Orbiting Cannonballs

An orbit is the curved path taken through space by one body around another due to the gravitational force between them. This path is often regularly repeating, for example the Earth moving around the Sun. A classic way to understand orbits is to consider throwing a ball horizontally on Earth. The ball will accelerate down due to gravity, coming to rest on the ground having covered some horizontal distance. Over small distances, the Earth appears flat, but at larger scales we must account for the curvature of the planet. If we throw the ball fast enough, by the time the ball would have landed on a flat plane, the Earth’s surface will have curved away, leaving the ball stuck in perpetual free-fall; this is a body in orbit. The velocity needed for a small mass to orbit the Earth near the surface is around 8 km/s. kilometers per second

When we look at an orbit where one body has much more mass than the other (for example the International Space Station orbiting Earth), it may appear like the larger body is unaffected and remains stationary. However, both bodies are in fact orbiting around their shared center of mass.

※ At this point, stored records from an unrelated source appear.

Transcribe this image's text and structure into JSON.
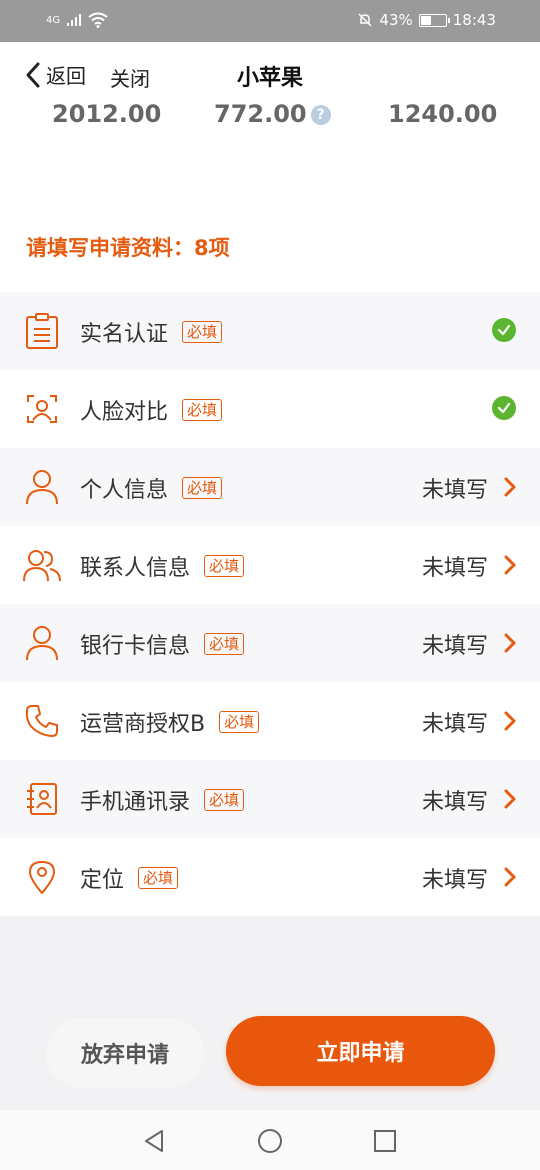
{
  "status_bar": {
    "network": "4G",
    "battery_percent": "43%",
    "battery_level": 0.43,
    "time": "18:43"
  },
  "nav": {
    "back_label": "返回",
    "close_label": "关闭",
    "title": "小苹果"
  },
  "amounts": {
    "a1": "2012.00",
    "a2": "772.00",
    "a3": "1240.00",
    "help_glyph": "?"
  },
  "prompt": "请填写申请资料：8项",
  "items": [
    {
      "label": "实名认证",
      "tag": "必填",
      "status": "",
      "done": true,
      "icon": "clipboard-icon"
    },
    {
      "label": "人脸对比",
      "tag": "必填",
      "status": "",
      "done": true,
      "icon": "face-scan-icon"
    },
    {
      "label": "个人信息",
      "tag": "必填",
      "status": "未填写",
      "done": false,
      "icon": "person-icon"
    },
    {
      "label": "联系人信息",
      "tag": "必填",
      "status": "未填写",
      "done": false,
      "icon": "contacts-icon"
    },
    {
      "label": "银行卡信息",
      "tag": "必填",
      "status": "未填写",
      "done": false,
      "icon": "person-icon"
    },
    {
      "label": "运营商授权B",
      "tag": "必填",
      "status": "未填写",
      "done": false,
      "icon": "phone-icon"
    },
    {
      "label": "手机通讯录",
      "tag": "必填",
      "status": "未填写",
      "done": false,
      "icon": "address-book-icon"
    },
    {
      "label": "定位",
      "tag": "必填",
      "status": "未填写",
      "done": false,
      "icon": "location-pin-icon"
    }
  ],
  "buttons": {
    "abandon": "放弃申请",
    "apply": "立即申请"
  },
  "colors": {
    "accent": "#e8570b",
    "success": "#5cb531"
  }
}
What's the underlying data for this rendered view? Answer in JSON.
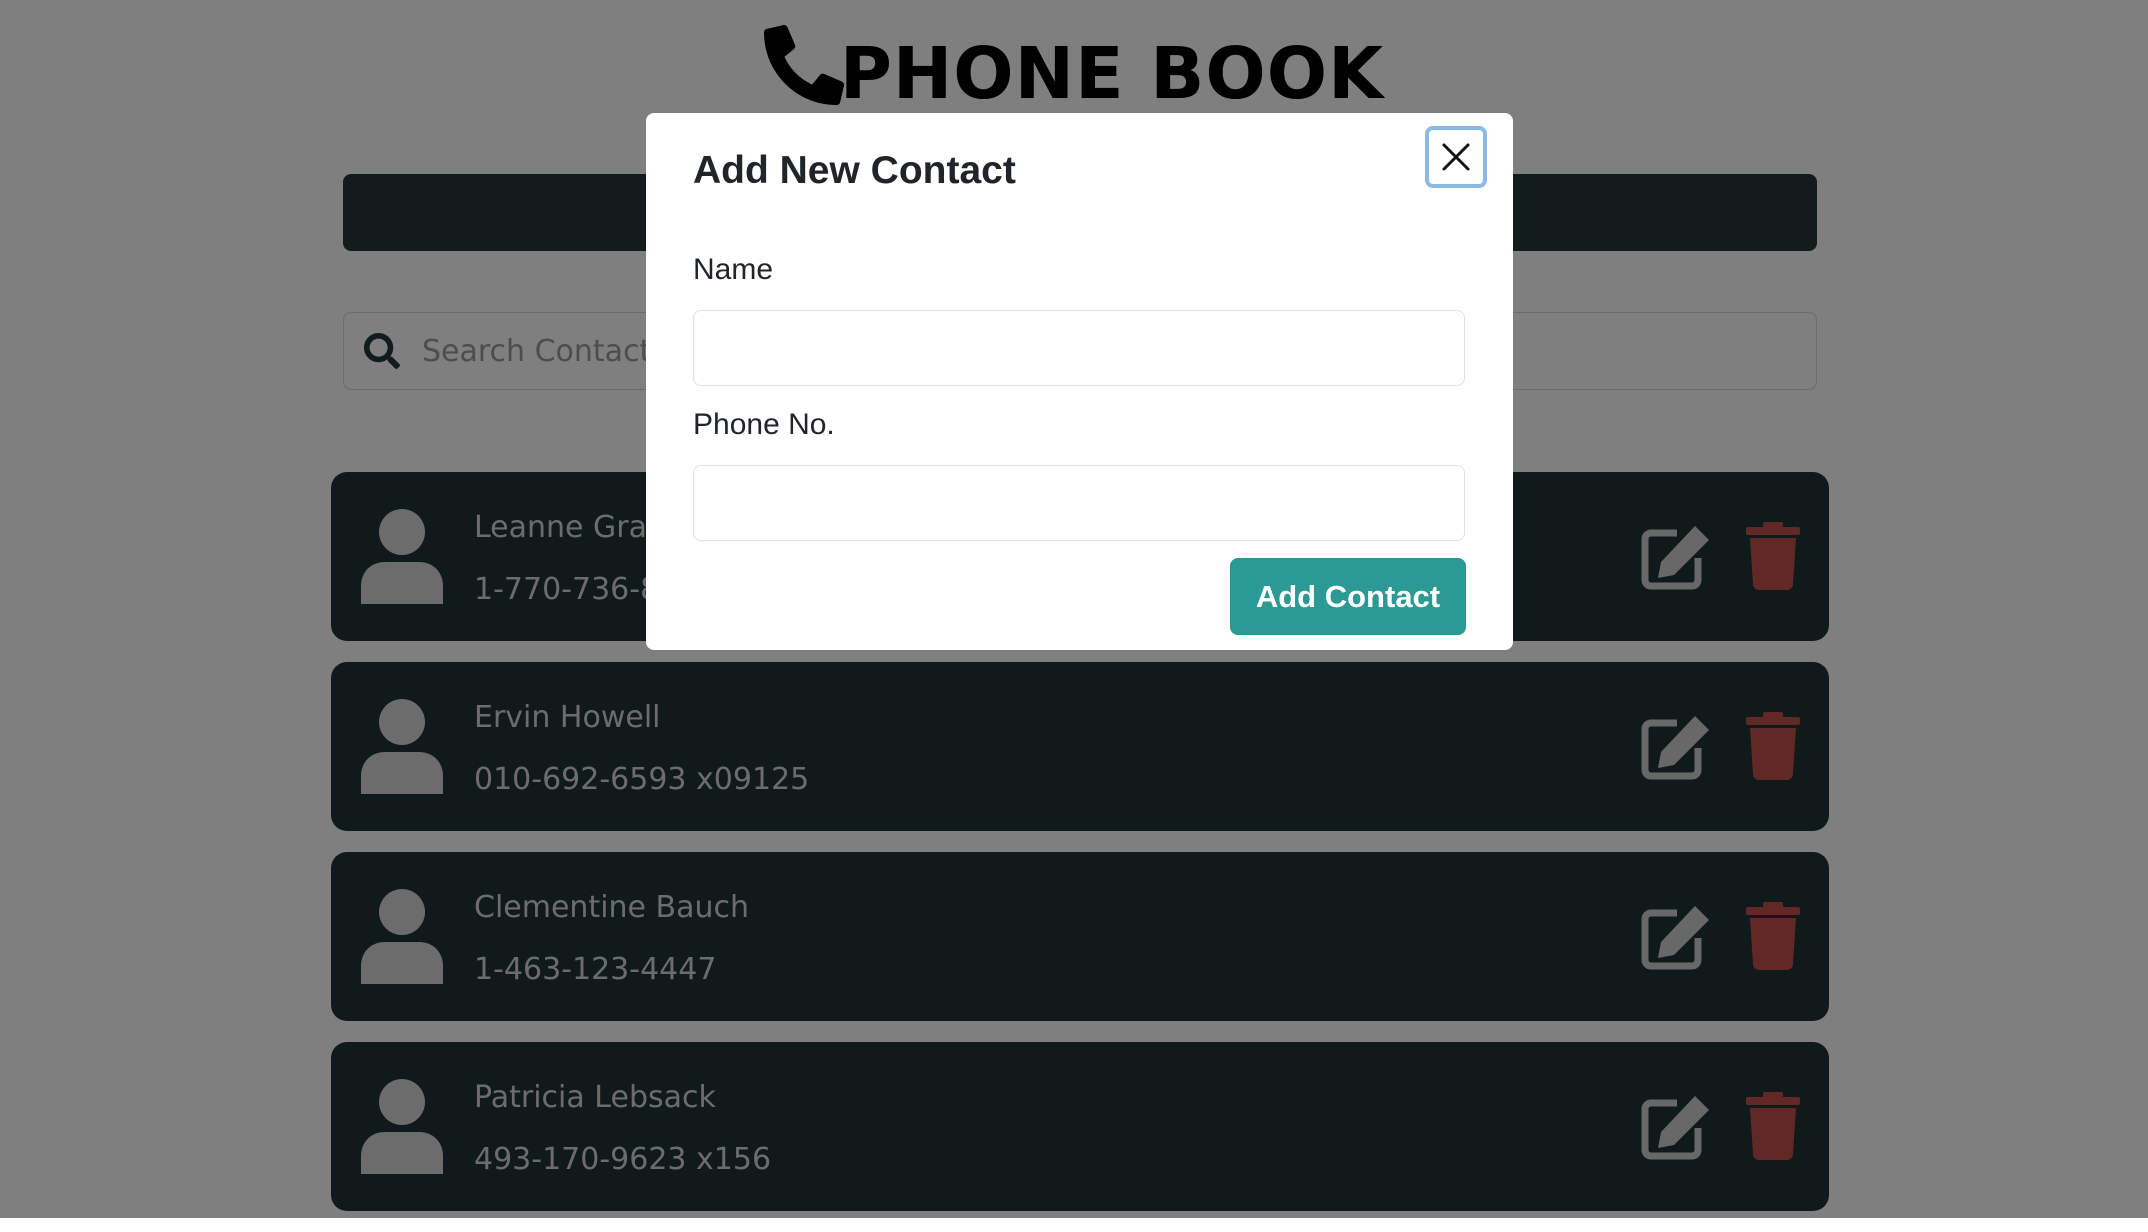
{
  "app": {
    "title": "PHONE BOOK",
    "phone_icon": "phone-icon",
    "add_bar_color": "#26393a",
    "search": {
      "placeholder": "Search Contact...",
      "icon": "search-icon"
    }
  },
  "contacts": [
    {
      "name": "Leanne Graham",
      "phone": "1-770-736-8031 x56442"
    },
    {
      "name": "Ervin Howell",
      "phone": "010-692-6593 x09125"
    },
    {
      "name": "Clementine Bauch",
      "phone": "1-463-123-4447"
    },
    {
      "name": "Patricia Lebsack",
      "phone": "493-170-9623 x156"
    }
  ],
  "card_icons": {
    "avatar": "user-icon",
    "edit": "edit-icon",
    "delete": "trash-icon"
  },
  "colors": {
    "card_bg": "#203437",
    "delete_icon": "#c0524b",
    "edit_icon": "#d0d0d0",
    "primary_button": "#2c9a94"
  },
  "modal": {
    "title": "Add New Contact",
    "name_label": "Name",
    "name_value": "",
    "phone_label": "Phone No.",
    "phone_value": "",
    "submit_label": "Add Contact",
    "close_icon": "close-icon"
  }
}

The shape and speed of an orbit can be described using Kepler’s Laws of planetary motion.

Illustration of a famous Newton’s drawing, presenting a planet with a cannonball orbiting around it.

Figure 1: Imitation of Newton's famous drawing.